Python has mature and widely used packages and libraries: These libraries can be accelerated, without needing to change our Python code at all.  All we have to do is install an accelerated Python. Under the covers, Intel has accelerated NumPy, SciPy, pandas, scikit-learn, Jupyter, matplotlib, and mpi4py. NumPy is a library of routines for operating on N-dimensional arrays. SciPy is a library of fundamental routines for scientific computing, including numerical integration and optimization. Libraries pandas, scikit-learn, and Jupyter provide key routines for Big Data and Machine Learning.  Library matplotlib provides data plotting, and mpi4py provides MPI usage.

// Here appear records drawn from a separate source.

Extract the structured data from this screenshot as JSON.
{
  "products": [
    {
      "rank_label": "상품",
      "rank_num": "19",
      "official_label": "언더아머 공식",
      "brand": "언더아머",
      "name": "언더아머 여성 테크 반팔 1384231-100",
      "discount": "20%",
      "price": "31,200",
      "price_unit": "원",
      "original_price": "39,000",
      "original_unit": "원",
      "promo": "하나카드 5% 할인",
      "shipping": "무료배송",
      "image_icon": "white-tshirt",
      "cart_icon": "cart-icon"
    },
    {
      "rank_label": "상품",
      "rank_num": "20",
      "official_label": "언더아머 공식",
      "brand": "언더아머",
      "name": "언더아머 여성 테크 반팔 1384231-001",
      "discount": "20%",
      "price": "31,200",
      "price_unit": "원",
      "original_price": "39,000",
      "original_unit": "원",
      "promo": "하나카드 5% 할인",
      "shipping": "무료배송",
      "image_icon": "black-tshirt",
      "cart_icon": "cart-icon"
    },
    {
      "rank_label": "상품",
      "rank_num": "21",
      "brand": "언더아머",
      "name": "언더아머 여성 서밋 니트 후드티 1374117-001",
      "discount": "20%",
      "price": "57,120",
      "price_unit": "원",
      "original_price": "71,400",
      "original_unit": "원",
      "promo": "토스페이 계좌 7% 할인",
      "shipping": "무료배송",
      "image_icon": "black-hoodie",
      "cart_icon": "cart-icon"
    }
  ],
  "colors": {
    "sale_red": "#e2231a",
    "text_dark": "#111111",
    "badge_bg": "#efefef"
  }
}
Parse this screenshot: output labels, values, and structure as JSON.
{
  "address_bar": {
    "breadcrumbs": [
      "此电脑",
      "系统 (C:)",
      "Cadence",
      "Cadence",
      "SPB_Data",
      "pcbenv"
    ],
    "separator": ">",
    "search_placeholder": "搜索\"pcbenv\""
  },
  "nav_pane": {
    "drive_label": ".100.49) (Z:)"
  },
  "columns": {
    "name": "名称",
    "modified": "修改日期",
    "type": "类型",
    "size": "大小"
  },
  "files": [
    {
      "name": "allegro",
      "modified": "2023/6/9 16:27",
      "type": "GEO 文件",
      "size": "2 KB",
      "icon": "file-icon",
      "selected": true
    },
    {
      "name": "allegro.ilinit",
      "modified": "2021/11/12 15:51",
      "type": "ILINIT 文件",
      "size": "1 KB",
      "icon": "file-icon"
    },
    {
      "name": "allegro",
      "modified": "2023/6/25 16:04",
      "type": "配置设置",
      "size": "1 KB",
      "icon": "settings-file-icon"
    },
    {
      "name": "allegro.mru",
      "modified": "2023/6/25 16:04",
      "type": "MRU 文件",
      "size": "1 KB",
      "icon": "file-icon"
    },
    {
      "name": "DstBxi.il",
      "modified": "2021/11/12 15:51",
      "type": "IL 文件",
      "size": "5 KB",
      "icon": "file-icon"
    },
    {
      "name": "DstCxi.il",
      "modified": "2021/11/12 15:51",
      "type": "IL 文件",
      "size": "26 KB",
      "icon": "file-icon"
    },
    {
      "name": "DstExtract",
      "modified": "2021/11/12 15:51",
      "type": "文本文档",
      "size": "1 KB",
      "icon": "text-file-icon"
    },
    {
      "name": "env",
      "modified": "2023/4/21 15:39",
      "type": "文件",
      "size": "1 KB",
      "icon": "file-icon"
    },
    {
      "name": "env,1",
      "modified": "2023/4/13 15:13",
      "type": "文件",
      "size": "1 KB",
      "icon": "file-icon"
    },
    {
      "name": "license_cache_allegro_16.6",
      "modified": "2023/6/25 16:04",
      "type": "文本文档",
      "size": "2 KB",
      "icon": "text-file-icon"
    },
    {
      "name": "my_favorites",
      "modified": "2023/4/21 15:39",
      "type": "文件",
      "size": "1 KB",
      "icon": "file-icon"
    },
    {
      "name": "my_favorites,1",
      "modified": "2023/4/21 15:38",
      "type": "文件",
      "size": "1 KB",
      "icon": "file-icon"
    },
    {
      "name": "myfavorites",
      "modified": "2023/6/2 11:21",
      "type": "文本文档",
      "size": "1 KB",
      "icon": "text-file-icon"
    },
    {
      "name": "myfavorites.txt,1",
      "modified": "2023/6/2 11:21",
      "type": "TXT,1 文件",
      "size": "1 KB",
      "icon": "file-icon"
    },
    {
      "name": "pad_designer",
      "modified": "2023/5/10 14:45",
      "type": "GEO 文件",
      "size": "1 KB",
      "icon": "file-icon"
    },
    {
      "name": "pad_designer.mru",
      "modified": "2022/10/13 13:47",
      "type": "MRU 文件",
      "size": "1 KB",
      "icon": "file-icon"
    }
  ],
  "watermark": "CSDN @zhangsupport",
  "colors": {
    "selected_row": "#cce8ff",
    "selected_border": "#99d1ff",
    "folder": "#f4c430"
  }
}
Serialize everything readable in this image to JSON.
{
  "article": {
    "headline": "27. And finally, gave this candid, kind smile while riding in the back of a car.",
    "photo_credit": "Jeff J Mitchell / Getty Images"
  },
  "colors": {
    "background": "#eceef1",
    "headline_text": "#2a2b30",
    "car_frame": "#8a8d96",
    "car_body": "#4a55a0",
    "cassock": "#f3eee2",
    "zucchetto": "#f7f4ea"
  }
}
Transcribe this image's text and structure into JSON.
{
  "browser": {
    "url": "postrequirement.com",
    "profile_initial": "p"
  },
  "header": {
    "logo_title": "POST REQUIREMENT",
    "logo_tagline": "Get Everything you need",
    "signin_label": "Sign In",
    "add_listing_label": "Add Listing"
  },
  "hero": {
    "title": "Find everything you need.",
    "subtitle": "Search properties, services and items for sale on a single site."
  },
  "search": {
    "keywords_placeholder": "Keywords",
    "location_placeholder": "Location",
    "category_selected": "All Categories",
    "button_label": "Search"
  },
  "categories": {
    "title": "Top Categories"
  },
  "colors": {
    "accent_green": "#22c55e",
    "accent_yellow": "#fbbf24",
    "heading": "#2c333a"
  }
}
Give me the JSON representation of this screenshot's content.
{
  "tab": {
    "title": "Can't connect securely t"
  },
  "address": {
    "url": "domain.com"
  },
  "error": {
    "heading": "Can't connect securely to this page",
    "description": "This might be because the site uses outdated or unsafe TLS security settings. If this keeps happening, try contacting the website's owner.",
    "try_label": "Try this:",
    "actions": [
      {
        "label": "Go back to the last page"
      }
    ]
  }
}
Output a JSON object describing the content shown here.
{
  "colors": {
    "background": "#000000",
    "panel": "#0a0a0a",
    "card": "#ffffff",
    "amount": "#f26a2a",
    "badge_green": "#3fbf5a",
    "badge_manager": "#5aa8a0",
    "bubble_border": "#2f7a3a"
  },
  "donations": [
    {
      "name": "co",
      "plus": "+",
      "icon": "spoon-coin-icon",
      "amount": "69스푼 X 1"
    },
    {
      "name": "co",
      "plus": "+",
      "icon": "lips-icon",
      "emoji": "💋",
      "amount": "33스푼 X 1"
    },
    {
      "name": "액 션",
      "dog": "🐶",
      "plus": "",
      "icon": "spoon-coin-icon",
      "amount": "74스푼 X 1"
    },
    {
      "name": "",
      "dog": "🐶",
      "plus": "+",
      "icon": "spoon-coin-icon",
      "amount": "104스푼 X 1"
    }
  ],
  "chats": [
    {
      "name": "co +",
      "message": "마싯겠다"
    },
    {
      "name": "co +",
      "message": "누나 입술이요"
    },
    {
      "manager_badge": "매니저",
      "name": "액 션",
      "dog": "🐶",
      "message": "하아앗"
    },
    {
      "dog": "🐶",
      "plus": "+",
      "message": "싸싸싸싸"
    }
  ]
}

Computation in Big Data and HPC applications is focused in small parts of the code: Big Data and High Performance Computing (HPC) generally focus most “work” in a few key algorithms, which have been widely studied and supported in libraries – notably NumPy, SciPy, pandas, scikit-learn, Jupyter, matplotlib, and mpi4py.

MKL is fast: Intel’s Math Kernel Library is highly tuned for math, and perfect to accelerate NumPy, SciPy, and other libraries that are already used by many Python applications. Additional capabilities for acceleration come from the Intel Data Analytics Acceleration Library (DAAL) and Intel Threading Building Blocks (TBB).

Eat Our Cake and Have It Too

Python is a simple language with a straightforward syntax. It’s known for its expressiveness, easy-to-read syntax, large community of users, and an impressive range of libraries. It encourages innovative and incremental programming, which makes it a natural for the sort of trailblazing that new work entails. Data scientists seeking to squeeze information from Big Data have found Python a perfect fit as a result.  Now we can have high performance too.

When thinking of the user-friendly nature of Python, we have to ask, “Does user friendly always mean slow?” It turns out—because we most often focus our heavy computations into forms (like matrix algebra) that use high-speed libraries (compiled code that our Python code utilizes)—we can have the best of both worlds: easy to use and fast.  Acceleration is a big step forward, and it’s automatic when we install the accelerated distributions from Intel or the Anaconda Cloud.  Look for big speedups in scikit-learn and basic operations in NumPy already, and if you stay current with the updates, expect the opportunity for very large speedups (10X or more) for NumPy universal functions (elementwise operations), more in scikit-learn, big speedups (10X or more) for FFT, optimized memory operations for NumPy, caffe, and theano deep learning packages by March 2017.  There will be even more as time goes on.

Free and Easy Downloads

You can learn more about, and download, the Intel distribution for Python at https://software.intel.com/intel-distribution-for-python.  It’s free (but not completely open source), and it has gained considerable popularity with Python users because of its speed.  The Intel packages for accelerating Python performance are also available on the Anaconda Cloud, where the unique packages in the Intel channel on Anaconda Cloud are: distarray, tbb, pydaal (see https://www.continuum.io/sites/default/files/AnacondaIntelFAQFINAL.pdf).

 Click here to download free trial software